  • No resource removed from the archive after the signature,
  • No resource added from the archive after the signature,
  • The digital signature must immediately follow the Manifest file of the archive, to prevent caching malicious files.

This means that according to the security level you need, the Sun criteria of signature validity may not be sufficient.


Use of the JarSigner Tool

The Sun `Jarsigner' is a utility delivered along with Sun JDK. It has the ability to sign Java Archives (Jars), and to verify the validity their signature.

The use of the Sun Jarsigner tool is highlighted with an example of an OSGi test bundle called fridgebundle-1.1.jar. OSGi archives are a specific type of jar files.

So as to test the jarsigner tool, you need to have a public/private key pair. The example are given with Bob's key pair.

  • If you want to make the tests with Bob's key pair, download the keystore file named testkeystore. Store it in the refArchive directory.
  • If you want to create your own public/private key pair, see the paragraph relative to the keytool utility to learn about it.

Following operations can be performed with the jarsigner tool. Create a refArchive directory, and store each example bundle in it:

* Sign a given jar archive File:Fridgebundle-1.1.jar with bob's private key

jarsigner -keystore refArchive/testkeystore -signedjar refArchive/fridgebundle-1.1.signed.jar refArchive/fridgebundle-1.1.jar bob Enter Passphrase for keystore: password Enter key password for bob: bobspwd

* Check that a signed jar is valid

jarsigner -verify -keystore refArchive/testkeystore refArchive/fridgebundle-1.1.signed.jar

* Verify a signed jar with unknown signer

jarsigner -verify -keystore refArchive/testkeystore refArchive/fridgebundle-1.1.unknownsigner.jar

* Some test with an invalid archive signature

jarsigner -verify refArchive/bindex-manifestMainAttrsModified-1.0.jar jarsigner: java.lang.SecurityException: Invalid signature file digest for Manifest main attributes


Remark: No warning is issued by the Sun Jarsigner if the signer of the archive is unknow to you.
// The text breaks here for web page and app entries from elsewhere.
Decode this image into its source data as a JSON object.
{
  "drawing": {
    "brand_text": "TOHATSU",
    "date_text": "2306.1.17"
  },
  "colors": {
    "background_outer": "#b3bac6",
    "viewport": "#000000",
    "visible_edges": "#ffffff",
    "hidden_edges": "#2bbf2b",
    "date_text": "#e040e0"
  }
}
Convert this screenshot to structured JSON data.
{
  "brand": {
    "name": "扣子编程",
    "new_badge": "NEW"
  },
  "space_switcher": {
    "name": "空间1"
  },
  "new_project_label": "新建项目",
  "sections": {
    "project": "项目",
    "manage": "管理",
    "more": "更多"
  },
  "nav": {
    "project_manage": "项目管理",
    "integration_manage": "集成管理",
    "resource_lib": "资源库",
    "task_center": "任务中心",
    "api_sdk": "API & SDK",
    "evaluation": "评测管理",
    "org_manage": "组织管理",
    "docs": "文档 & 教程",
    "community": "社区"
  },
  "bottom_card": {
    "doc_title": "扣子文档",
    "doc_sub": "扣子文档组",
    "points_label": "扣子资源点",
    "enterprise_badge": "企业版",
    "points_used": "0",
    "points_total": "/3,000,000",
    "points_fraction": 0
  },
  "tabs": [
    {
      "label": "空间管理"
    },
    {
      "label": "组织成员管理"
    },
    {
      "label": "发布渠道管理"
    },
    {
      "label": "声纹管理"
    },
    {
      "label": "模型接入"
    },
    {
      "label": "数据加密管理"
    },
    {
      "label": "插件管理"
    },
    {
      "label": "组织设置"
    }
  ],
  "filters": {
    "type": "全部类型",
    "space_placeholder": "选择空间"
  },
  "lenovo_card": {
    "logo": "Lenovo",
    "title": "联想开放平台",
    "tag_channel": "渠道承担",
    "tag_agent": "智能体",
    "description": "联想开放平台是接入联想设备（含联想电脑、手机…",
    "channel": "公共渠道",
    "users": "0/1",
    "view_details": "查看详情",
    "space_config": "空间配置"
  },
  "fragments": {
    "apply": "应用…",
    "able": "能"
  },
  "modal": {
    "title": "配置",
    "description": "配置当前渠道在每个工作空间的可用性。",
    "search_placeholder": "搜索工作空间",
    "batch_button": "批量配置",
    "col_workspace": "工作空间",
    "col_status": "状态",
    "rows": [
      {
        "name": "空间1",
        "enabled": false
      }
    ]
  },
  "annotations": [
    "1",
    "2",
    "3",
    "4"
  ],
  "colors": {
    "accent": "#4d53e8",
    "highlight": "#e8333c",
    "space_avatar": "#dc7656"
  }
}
No matter who has signed the archive, this latter will be considered as valid !

Use of the Keytool Utility

The Sun keytool utility supports the management of DSA and RSA asymetric key pairs, as well as the management of public key certificates of third party actors.

Requirements:

  • have a keystore file

Example: the keystore file is named <a href="docs_techNotes/refArchive/testkeystore">testkeystore</a>, and is accessible with the password password

If you specify a keystore that does not exist in the keytool options, it is automatically created and initialized with the given parameters (e.g. the password).

The default keystore in *nix systems is /home/user/.keystore. It is overridden by the -keystore option.

You can perform following tests so as to learn how to use the keytool:

* Create a new DSA Key Pair for Bob
* Visualize the content of the keystore
* Extract of the public key certificate of Bob for dissemination. The certificate is stored in the bob.cert file.
* Visualize a certificate
* Import a certificate, 'e.g. the one of alice
* Visualize the content of the keystore

References

You can find further informations here: